We have been some busy bees here lately at thirty bees. Today we are adding three new modules to our growing list of core modules. By now most users know that we focus a great deal on performance at thirty bees. The new modules are no exception to that. They are managers for the most popular server side caching systems that thirty bees users use. The three modules are Memcache Manager, Opcache Manager, and APCu Cache Manager.
The new modules are not for increasing performance in your shop per se, they are to help you manage the caching system that you already use. They can let you know if you need to increase the memory dedicated to you caching system, which will speed your shop up if the memory flushes constantly. The modules can also let you know if your caches are working efficiently, or if they are restarting too much as well. One of my favorite uses for the modules is the ability to clear the Opcode caches easily, without having to restart PHP or other services.
Opcache is one of the caches that all thirty bees sites need to be using. It has been standard in PHP since version 5.6 and it improves with speed every version that is released. Opcache speeds your site up by storing the core PHP files, module files, and even the smarty cache files in a compiled state in memory. This state is called Op code. The benefits of using Opcache are two fold, on one side you totally cut out a disk read for executing a file on the other side the file is pre-compiled from PHP to Opcode. This is what makes Opcache work so well, disk reads are very slow and cost a lot of time. Using Opcache cuts them to almost nothing since all the PHP files are stored in a memory cache. This cache however is very small on most default PHP installations. It is just 32mb. We generally recommend upping that to either 64mb or 128mb. You can use our Opcache Manager to figure out exactly what size your cache needs to be set at.
Below is an image of the main interface of the the module.
You can see we have our Opcache on our test server set to 64mb. If this was a production server, I would raise the Opcache to 128mb to see how it fills. What you have to take into consideration, is not only does the core store in the Opcache memory, so does what ever modules you are using. Also your Smarty cache files do as well (this is one huge reason we are really reluctant to move away from Smarty, Twig and other template language do not create and store Opcode and are slower.) Below you can see a screenshot of some of the different cached files, notice the Smarty files that are cached.
Out of all of the different caching systems, Opcache is the only one that is recommended to be ran with one of the other caches too. Both of the other caches, cache user information. Opcache caches general information, so it can be used with APCu or Memcache.
APCu Cache Manager
APCu is a branch from the APC Opcache project. When PHP 5.5 was announced APC was announced to be the Opcache included in 5.5. That was changed over time though and Zend Optimizer was the Opcache that was included. One thing that APC did that Zend did not do however, was cached user data to the Opcache. The official PHP Opcache extension does not do this either. So the developers of APC stopped working on APC and split into a different module called APCu. This module is meant to work with Opcache, but is only the user entry portion of the old APC module. Using APCu in conjunction with Opcache is the recommended fastest cache system for thirty bees.

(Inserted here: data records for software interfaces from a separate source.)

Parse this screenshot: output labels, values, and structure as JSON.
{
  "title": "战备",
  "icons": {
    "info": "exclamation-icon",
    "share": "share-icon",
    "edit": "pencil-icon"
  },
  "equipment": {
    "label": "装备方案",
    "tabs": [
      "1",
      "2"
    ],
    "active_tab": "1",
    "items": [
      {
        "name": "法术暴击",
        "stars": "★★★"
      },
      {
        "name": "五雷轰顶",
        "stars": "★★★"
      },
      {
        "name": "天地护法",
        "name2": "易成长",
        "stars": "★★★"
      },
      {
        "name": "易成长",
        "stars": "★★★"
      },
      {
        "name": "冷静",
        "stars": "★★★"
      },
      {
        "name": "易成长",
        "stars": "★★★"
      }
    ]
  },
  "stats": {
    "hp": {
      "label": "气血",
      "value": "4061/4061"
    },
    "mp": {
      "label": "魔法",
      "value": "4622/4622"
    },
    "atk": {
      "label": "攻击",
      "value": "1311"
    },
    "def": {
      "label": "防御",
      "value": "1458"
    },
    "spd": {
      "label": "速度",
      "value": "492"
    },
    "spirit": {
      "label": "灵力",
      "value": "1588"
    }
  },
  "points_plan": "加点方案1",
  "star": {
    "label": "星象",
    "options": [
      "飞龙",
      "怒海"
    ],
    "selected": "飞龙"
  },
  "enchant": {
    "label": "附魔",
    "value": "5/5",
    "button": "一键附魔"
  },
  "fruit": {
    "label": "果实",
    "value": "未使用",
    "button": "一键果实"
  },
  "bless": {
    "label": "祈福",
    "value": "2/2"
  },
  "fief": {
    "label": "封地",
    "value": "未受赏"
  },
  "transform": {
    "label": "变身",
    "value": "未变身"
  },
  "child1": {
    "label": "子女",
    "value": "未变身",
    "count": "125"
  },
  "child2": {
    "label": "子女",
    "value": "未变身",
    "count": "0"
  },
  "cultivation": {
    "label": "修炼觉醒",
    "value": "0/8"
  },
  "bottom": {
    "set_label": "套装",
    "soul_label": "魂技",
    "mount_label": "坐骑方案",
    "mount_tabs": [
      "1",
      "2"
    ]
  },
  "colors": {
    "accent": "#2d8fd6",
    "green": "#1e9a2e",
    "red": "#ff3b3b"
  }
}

With APCu, the size of the cache does not need to be as large as the Opcache. Since it is just caching user entries, they are very small, less than one 1kb each. So you can get by with using 32mb for the cache size, that should be more than enough. The flushing does not generally matter with APCu either, since once a user leaves your site it does not matter if their cache entries are flushed. Below is a look at the cache interface for APCu.
Since this cache caches user information, there is generally a larger miss rate, since there is no way to warm this cache per specific user other than the user making the file request. Even though, it still is still the quickest combination to serve a thirty bees site.
Memcache is an old, but reliable caching method. It is admittedly slower than just about any other method, but it is faster than not using it. Personally, I have thought memcache was always misused most of the time, that is why the results are slower. Memcache, unlike APCu adds an extra http request when retrieving information from the cache. When you compare it to caching methods like APCu that serve directly from memory without the extra http request, it is a lot slower. Why have we included this slow cache? See memcache excels at something that APCu cannot do. You can share a front end caching instance across multiple front end servers. This is what memcache was really designed for. Having multiple front end servers, with one server set as a caching instance that all servers share. In a setup like this, memcache out performs APCu, but this is a setup not many users use.
Our Memcache Manager does exactly like the other two modules, it lets you view the usage of your Memcache server. You can use it like the other modules to tune how much memory that you need to dedicate to Memcache. It is hard to estimate how much memory you will need. I would run Memcache a couple of days and check the memory usage and start from there. Below is an image of the interface that the module uses.
Speed is a big focus at thirty bees, that is why we are trying to give our users the tools they need to make the fastest possible shops, while at the same time teaching them how to use the tools. If you would like to check these modules out, use the download links below. If you have any questions about the modules, feel free to post a comment below.